Central banks pull most gold in a decade from BIS
Central banks have pulled 635 tonnes of gold from the Bank for International Settlements (BIS) in the past year, the largest withdrawal in more than a decade, the FT reports.
The move, disclosed in the BIS’s annual report, marks a sharp reversal from the previous year when central banks added to deposits of gold at the so-called “bank for central banks” rather than lending it directly to the private sector amid growing concerns over counterparty risk.
Central banks and other official institutions collectively hold about 30,000 tonnes of bullion in their reserves, and many seek to earn an income on their gold by lending it out, just as any other currency.
However, demand to borrow gold has fallen sharply in the past decade, driving interest rates on gold lending to record lows, according to the FT.
Hedging by gold miners, which is typically structured to involve borrowing gold, was traditionally the largest source of demand. But since miners have cut back their hedging programmes to almost zero, the gold lending market, which is mediated by large bullion-dealing banks, has dwindled.

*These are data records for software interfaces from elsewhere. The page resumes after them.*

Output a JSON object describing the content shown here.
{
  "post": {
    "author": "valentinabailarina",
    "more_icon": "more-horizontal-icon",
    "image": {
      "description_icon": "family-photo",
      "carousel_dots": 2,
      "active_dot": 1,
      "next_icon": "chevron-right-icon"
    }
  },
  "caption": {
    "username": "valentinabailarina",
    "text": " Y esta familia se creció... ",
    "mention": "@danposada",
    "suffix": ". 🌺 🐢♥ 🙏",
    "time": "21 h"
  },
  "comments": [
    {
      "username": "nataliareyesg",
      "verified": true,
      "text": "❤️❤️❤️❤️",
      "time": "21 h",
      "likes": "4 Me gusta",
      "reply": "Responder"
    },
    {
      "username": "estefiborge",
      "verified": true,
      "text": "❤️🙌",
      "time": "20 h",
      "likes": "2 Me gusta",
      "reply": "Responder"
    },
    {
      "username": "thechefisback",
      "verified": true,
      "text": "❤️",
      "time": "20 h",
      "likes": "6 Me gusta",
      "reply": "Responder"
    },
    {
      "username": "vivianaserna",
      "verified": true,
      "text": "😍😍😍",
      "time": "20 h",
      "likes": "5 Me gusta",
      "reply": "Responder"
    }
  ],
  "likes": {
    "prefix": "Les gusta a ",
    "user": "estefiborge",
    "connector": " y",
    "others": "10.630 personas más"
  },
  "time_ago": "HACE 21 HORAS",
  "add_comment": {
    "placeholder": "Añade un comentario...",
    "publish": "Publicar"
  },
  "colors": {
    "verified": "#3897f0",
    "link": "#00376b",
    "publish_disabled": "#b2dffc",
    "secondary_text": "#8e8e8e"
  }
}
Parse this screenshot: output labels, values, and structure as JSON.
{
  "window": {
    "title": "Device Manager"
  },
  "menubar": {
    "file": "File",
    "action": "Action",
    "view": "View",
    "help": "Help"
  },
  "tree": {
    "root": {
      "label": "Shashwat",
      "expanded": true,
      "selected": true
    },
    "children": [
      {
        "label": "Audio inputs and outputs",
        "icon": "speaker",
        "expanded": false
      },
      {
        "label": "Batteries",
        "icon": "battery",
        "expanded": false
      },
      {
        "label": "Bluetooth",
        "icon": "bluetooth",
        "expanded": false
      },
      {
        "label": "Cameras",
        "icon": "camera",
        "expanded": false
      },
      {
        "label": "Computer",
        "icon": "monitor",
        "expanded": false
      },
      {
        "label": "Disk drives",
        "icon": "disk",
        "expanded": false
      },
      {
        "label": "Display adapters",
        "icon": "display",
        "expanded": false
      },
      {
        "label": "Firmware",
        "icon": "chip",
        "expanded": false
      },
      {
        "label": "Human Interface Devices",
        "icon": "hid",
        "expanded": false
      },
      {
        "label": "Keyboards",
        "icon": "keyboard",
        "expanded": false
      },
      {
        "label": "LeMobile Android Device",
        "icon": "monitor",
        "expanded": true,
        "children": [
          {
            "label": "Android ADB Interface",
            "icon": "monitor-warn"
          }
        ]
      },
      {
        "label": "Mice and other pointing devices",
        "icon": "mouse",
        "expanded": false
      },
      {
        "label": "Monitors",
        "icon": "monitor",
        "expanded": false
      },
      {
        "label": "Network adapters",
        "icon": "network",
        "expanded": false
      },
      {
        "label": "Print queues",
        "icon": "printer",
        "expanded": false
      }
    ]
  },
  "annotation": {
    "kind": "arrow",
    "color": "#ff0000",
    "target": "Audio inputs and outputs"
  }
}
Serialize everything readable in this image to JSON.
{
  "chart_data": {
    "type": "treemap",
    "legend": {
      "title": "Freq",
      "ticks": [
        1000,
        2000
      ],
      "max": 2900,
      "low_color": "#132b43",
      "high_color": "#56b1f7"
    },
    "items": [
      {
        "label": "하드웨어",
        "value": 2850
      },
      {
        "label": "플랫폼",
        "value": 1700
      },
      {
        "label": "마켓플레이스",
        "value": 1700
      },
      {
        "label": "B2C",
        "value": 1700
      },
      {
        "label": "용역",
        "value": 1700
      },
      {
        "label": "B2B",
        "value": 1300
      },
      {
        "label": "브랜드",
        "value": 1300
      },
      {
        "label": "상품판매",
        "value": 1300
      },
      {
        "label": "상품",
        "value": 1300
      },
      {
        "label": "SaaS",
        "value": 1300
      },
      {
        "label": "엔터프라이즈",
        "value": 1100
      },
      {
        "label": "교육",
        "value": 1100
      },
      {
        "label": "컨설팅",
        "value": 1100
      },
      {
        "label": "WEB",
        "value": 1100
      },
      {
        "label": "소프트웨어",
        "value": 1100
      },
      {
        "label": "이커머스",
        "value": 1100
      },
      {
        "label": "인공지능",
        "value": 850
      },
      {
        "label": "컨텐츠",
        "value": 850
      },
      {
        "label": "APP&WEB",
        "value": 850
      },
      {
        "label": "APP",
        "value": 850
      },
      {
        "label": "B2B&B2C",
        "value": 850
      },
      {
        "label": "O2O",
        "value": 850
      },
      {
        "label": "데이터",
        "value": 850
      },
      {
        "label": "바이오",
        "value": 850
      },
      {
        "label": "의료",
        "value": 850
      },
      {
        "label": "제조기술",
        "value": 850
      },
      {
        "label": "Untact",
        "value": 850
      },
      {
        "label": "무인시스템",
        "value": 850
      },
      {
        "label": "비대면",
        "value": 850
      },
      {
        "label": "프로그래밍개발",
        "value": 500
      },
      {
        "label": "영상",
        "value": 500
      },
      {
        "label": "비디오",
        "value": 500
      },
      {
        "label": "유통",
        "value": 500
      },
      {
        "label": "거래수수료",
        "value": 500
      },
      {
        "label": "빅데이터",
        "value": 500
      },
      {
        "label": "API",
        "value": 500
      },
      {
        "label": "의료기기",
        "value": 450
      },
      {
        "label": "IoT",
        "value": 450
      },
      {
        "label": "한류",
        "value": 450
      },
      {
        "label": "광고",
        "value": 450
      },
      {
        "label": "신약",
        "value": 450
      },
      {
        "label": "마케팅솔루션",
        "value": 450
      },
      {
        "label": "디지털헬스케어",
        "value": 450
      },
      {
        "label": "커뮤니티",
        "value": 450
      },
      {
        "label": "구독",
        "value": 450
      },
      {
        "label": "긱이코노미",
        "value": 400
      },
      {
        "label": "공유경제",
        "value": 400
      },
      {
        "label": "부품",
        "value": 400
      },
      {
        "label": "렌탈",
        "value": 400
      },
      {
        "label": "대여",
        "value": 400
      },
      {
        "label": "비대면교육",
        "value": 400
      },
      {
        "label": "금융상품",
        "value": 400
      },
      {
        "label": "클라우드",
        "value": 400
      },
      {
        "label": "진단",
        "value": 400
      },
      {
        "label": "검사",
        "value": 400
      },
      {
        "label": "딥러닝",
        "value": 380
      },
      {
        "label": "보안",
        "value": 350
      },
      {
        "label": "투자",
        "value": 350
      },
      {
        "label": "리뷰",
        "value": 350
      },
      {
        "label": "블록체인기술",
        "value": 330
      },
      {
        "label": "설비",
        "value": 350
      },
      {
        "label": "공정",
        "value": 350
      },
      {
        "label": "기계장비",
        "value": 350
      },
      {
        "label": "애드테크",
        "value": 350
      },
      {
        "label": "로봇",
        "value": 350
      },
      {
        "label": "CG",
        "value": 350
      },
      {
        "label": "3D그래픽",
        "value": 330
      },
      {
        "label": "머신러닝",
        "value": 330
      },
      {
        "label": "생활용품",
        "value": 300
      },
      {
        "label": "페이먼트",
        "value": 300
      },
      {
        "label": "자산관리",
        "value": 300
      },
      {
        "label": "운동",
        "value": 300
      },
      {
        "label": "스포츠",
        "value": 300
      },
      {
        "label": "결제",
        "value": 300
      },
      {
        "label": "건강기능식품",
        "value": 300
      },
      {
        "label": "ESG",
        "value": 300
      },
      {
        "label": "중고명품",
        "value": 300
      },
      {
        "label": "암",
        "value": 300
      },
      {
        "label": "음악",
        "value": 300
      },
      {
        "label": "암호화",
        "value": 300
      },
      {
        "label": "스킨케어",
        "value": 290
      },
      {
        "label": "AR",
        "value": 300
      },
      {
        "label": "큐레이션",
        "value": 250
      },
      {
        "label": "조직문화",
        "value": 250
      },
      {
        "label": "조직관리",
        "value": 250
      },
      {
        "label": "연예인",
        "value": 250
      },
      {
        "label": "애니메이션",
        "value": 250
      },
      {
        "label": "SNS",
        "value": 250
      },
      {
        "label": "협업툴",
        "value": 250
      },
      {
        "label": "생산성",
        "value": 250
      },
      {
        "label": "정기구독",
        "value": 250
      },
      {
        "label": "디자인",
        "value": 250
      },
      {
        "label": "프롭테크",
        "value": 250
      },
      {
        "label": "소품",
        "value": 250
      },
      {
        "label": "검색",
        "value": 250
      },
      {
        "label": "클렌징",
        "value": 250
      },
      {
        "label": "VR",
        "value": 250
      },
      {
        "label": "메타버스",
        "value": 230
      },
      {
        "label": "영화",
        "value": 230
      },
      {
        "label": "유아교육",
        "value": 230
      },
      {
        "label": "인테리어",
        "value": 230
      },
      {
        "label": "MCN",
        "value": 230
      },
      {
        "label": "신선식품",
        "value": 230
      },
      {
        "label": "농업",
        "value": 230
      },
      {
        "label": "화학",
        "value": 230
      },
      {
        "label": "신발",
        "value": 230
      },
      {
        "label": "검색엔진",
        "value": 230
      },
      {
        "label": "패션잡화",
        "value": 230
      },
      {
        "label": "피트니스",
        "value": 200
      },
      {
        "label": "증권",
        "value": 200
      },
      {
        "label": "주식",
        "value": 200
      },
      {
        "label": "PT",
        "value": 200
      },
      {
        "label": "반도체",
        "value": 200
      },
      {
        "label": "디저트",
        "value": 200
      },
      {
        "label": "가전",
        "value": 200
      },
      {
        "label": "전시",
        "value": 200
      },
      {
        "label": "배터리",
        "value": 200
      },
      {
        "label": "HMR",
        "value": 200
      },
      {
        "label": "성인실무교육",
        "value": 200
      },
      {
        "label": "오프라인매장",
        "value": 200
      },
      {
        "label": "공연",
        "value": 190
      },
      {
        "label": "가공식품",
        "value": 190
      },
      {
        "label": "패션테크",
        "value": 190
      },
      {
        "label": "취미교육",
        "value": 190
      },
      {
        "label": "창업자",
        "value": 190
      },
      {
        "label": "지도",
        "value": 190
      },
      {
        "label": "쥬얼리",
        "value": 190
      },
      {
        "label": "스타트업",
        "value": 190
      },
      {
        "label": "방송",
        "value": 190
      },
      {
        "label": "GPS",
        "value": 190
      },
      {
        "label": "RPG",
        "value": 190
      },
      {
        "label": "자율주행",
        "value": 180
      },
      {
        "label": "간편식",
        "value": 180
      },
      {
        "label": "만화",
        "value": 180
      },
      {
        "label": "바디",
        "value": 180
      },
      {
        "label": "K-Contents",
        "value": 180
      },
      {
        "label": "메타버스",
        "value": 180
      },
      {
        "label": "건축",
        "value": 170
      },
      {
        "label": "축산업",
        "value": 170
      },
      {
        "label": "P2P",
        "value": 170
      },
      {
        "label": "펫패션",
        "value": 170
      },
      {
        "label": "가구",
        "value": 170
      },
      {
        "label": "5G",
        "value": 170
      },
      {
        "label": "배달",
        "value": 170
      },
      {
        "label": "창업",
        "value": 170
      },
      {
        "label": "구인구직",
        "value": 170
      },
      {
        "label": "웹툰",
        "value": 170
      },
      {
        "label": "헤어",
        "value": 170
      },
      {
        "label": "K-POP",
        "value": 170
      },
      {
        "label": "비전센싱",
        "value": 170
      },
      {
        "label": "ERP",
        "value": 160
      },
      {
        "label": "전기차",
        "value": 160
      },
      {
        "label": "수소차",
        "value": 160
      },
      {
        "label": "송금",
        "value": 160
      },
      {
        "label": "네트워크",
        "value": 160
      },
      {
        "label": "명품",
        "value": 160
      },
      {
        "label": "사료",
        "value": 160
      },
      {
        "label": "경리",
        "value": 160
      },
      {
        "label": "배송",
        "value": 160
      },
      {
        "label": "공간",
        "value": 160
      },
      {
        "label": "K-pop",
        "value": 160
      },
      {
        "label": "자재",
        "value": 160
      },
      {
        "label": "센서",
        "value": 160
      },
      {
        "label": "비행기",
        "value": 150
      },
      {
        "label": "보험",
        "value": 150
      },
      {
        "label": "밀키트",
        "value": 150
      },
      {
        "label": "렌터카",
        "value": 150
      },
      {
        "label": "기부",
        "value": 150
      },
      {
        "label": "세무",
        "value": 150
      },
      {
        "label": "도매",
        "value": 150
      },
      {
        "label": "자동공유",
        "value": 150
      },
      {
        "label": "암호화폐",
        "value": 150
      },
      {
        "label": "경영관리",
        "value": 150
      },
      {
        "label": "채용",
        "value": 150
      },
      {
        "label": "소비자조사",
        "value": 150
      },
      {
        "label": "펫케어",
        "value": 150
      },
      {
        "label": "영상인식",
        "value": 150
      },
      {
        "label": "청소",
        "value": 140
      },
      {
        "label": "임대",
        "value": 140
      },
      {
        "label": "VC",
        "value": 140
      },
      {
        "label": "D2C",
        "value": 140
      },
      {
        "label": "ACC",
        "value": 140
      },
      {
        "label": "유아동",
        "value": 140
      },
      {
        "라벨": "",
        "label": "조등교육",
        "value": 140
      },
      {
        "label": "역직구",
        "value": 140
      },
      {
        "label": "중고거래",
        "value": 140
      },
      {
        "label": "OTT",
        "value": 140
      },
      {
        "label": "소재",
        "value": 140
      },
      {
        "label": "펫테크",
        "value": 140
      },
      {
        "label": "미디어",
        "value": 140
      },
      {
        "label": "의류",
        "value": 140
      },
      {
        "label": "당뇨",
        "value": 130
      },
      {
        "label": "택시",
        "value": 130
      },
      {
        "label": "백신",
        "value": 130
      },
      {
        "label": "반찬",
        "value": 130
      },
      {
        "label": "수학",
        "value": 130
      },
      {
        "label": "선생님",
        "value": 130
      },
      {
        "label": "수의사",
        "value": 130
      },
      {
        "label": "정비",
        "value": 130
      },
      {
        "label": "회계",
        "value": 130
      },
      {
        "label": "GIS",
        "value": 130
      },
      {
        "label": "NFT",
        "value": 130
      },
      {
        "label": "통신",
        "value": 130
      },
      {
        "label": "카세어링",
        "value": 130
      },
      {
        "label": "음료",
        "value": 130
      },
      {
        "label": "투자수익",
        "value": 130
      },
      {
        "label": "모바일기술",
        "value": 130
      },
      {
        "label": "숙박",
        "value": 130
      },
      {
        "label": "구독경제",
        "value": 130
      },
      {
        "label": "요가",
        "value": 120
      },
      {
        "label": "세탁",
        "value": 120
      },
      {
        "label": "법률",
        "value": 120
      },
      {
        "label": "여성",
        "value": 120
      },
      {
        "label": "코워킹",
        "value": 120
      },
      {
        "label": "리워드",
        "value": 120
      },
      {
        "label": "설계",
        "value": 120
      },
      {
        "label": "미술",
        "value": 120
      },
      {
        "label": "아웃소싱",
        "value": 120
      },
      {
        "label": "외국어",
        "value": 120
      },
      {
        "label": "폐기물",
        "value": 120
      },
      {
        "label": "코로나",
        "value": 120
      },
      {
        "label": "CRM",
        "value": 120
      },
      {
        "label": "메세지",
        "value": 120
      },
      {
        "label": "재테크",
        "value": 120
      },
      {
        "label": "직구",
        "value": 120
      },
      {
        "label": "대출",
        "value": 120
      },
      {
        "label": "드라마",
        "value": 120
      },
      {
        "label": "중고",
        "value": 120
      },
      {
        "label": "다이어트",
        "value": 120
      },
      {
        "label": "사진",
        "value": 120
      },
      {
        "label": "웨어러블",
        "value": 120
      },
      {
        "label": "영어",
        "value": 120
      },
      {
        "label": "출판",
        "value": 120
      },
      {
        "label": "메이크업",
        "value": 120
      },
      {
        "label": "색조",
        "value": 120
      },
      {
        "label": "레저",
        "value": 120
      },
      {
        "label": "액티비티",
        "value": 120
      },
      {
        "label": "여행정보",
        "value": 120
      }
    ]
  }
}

Lending gold for six months earned a rate of 0.1 per cent on Thursday, according to benchmark market assessments published by the London Bullion Market Association.